Brief:
If a line includes "data", copy it out of the entries.

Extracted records
┌──
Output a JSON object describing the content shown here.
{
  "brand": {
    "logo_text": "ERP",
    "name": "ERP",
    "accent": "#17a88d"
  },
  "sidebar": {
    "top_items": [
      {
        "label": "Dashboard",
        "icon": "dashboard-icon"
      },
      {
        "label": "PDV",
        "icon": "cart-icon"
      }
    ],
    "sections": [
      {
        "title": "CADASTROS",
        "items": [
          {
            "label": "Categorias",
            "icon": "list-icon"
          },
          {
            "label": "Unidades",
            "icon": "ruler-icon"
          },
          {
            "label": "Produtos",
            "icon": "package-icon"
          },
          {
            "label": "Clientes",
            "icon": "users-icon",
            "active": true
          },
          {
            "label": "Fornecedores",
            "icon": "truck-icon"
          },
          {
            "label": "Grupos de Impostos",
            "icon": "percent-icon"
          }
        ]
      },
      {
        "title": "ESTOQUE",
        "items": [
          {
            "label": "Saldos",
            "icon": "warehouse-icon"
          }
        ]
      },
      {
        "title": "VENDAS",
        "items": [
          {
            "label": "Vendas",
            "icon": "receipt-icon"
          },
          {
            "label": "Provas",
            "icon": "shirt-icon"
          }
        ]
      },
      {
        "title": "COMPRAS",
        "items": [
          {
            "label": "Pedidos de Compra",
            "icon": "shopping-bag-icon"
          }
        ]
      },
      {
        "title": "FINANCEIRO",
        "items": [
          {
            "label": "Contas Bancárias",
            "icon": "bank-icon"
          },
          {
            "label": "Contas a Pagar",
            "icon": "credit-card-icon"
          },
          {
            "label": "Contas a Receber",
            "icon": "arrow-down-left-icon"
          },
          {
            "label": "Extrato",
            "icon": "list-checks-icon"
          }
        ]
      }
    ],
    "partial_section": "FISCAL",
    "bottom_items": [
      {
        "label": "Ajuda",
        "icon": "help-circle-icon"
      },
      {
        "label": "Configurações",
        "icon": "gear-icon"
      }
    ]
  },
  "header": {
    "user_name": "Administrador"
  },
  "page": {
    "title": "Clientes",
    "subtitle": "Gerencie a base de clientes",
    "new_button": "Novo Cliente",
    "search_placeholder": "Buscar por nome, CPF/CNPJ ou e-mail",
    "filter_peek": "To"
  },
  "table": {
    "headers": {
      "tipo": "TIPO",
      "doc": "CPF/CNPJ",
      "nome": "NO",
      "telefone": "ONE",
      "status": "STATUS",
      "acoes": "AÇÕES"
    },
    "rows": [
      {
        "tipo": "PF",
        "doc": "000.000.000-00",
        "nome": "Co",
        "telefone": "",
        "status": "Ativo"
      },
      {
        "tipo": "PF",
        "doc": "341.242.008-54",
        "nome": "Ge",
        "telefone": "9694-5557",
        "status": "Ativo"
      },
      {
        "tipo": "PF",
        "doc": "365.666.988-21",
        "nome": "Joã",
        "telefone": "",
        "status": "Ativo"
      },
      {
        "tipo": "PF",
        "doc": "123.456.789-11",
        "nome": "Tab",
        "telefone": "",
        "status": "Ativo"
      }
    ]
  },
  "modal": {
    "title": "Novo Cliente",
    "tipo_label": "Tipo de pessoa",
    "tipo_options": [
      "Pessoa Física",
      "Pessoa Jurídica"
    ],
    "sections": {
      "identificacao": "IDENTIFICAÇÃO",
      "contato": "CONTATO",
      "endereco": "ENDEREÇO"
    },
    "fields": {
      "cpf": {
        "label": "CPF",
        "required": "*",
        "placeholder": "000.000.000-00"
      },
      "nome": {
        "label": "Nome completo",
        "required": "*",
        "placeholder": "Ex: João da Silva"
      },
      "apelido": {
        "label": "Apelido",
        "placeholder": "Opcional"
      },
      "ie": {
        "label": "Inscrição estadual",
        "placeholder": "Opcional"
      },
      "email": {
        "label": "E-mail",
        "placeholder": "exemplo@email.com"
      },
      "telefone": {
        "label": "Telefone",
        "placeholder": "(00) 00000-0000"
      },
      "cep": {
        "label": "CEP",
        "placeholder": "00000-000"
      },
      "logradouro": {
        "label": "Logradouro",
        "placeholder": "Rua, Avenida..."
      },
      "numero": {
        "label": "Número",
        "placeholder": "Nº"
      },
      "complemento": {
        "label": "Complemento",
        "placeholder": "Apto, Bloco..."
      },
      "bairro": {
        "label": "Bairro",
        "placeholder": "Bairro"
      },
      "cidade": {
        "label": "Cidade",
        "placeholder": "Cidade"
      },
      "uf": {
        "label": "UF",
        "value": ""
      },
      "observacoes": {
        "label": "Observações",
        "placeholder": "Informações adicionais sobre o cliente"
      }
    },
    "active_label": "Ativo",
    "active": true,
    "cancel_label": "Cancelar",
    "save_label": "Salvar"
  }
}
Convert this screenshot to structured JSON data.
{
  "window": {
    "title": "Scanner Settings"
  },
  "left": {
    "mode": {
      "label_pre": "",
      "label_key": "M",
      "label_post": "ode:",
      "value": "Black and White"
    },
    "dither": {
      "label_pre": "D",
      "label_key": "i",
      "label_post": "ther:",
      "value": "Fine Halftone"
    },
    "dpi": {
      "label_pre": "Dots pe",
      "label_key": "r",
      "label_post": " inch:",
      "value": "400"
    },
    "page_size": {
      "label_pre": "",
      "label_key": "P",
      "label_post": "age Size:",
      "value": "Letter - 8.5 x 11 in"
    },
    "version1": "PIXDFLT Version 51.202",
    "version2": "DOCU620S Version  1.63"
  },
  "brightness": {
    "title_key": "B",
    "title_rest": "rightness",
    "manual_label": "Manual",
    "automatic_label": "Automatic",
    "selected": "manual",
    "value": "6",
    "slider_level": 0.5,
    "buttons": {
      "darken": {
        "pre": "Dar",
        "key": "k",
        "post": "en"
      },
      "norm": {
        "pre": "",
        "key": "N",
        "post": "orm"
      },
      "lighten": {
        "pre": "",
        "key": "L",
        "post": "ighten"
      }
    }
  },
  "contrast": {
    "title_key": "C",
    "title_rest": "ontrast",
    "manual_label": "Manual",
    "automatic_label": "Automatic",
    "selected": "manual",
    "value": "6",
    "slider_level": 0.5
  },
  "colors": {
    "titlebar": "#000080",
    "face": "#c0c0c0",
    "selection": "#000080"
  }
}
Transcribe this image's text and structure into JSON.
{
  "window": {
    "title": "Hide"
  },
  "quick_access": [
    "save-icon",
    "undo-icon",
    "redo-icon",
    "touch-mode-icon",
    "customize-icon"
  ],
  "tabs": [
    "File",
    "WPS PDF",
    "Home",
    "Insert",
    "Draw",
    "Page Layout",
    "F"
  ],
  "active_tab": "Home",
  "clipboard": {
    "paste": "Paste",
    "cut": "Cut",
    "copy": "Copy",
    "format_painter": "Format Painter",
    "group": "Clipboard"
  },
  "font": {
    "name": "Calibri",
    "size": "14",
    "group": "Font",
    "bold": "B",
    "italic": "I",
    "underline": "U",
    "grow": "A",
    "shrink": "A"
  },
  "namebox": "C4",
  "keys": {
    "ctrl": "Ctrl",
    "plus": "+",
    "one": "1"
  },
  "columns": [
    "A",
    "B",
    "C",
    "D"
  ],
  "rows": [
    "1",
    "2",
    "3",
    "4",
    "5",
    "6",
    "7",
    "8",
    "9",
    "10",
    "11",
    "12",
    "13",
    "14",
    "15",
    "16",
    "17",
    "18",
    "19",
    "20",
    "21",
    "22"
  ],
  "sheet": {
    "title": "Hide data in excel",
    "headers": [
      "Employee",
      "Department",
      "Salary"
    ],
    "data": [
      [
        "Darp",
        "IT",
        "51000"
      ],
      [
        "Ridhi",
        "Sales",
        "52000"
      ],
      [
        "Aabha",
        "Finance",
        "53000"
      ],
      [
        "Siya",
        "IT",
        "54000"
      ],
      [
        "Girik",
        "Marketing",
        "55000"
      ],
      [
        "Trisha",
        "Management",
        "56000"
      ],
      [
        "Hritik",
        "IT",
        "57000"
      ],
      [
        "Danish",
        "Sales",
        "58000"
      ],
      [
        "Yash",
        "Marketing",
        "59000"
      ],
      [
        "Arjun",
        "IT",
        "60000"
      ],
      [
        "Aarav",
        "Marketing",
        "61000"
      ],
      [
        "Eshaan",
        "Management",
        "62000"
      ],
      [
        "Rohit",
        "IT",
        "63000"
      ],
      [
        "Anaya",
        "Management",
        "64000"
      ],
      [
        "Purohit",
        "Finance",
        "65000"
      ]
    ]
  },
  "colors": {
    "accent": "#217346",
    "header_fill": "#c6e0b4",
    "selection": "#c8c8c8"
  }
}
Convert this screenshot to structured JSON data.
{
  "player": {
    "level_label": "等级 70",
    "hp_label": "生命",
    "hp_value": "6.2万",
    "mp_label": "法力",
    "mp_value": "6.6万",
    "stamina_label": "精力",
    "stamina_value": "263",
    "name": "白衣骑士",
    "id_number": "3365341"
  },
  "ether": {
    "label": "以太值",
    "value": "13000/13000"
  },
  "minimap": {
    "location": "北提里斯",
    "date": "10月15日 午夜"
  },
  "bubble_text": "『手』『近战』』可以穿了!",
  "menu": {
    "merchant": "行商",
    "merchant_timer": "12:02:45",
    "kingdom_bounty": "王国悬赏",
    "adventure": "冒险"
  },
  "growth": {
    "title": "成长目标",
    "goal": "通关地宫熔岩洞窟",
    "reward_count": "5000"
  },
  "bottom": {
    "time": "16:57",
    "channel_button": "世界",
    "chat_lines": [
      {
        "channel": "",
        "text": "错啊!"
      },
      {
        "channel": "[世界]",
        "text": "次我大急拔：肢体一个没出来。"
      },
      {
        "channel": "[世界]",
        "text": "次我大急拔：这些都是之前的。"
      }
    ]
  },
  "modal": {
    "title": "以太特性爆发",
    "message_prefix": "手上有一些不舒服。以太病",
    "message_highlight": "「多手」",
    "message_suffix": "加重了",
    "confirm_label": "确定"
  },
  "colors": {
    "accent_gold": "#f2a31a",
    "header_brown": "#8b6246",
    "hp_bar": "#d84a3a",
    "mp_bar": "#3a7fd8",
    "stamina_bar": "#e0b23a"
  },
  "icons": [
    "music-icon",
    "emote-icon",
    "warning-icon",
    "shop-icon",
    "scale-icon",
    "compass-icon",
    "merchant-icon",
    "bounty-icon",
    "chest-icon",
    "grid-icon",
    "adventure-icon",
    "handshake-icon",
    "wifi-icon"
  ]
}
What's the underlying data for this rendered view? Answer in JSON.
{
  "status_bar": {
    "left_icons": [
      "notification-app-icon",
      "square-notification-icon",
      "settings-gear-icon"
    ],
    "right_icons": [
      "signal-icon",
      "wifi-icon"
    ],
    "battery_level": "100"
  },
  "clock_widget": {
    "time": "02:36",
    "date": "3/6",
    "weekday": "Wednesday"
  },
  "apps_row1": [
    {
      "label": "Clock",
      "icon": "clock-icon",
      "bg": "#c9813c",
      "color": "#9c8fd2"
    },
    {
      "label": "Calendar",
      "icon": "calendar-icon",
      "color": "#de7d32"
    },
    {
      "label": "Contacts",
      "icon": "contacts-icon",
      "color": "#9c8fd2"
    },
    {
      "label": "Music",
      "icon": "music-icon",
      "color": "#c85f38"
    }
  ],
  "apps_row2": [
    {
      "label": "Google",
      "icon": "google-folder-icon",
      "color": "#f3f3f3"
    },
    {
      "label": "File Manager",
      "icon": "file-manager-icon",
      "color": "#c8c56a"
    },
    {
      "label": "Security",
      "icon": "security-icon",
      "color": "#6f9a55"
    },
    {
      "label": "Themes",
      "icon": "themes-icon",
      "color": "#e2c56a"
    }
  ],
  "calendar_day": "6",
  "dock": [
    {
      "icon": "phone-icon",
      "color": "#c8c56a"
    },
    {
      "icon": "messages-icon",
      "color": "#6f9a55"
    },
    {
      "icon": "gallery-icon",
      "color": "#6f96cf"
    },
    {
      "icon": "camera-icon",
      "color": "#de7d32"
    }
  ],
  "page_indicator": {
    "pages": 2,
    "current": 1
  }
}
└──
Answer below:
Convert this screenshot to structured JSON data.
    "title": "Hide data in excel",
    "data": [
Convert this screenshot to structured JSON data.
What's the underlying data for this rendered view? Answer in JSON.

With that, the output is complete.